* **Records supplied**
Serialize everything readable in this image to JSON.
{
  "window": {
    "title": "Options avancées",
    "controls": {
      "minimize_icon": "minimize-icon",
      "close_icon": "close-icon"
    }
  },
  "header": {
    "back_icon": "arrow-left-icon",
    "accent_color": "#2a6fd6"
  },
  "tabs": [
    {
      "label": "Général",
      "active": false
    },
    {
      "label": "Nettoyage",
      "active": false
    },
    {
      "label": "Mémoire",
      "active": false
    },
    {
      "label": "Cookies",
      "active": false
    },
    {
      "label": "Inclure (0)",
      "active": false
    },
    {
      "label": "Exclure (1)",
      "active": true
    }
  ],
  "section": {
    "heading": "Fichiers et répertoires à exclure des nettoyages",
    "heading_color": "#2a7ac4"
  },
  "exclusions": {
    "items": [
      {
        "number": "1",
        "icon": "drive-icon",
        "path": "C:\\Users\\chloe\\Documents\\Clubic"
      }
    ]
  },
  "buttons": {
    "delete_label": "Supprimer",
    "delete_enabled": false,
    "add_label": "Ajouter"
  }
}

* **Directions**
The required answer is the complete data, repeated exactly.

* **Reply**
Serialize everything readable in this image to JSON.
{
  "window": {
    "title": "Options avancées",
    "controls": {
      "minimize_icon": "minimize-icon",
      "close_icon": "close-icon"
    }
  },
  "header": {
    "back_icon": "arrow-left-icon",
    "accent_color": "#2a6fd6"
  },
  "tabs": [
    {
      "label": "Général",
      "active": false
    },
    {
      "label": "Nettoyage",
      "active": false
    },
    {
      "label": "Mémoire",
      "active": false
    },
    {
      "label": "Cookies",
      "active": false
    },
    {
      "label": "Inclure (0)",
      "active": false
    },
    {
      "label": "Exclure (1)",
      "active": true
    }
  ],
  "section": {
    "heading": "Fichiers et répertoires à exclure des nettoyages",
    "heading_color": "#2a7ac4"
  },
  "exclusions": {
    "items": [
      {
        "number": "1",
        "icon": "drive-icon",
        "path": "C:\\Users\\chloe\\Documents\\Clubic"
      }
    ]
  },
  "buttons": {
    "delete_label": "Supprimer",
    "delete_enabled": false,
    "add_label": "Ajouter"
  }
}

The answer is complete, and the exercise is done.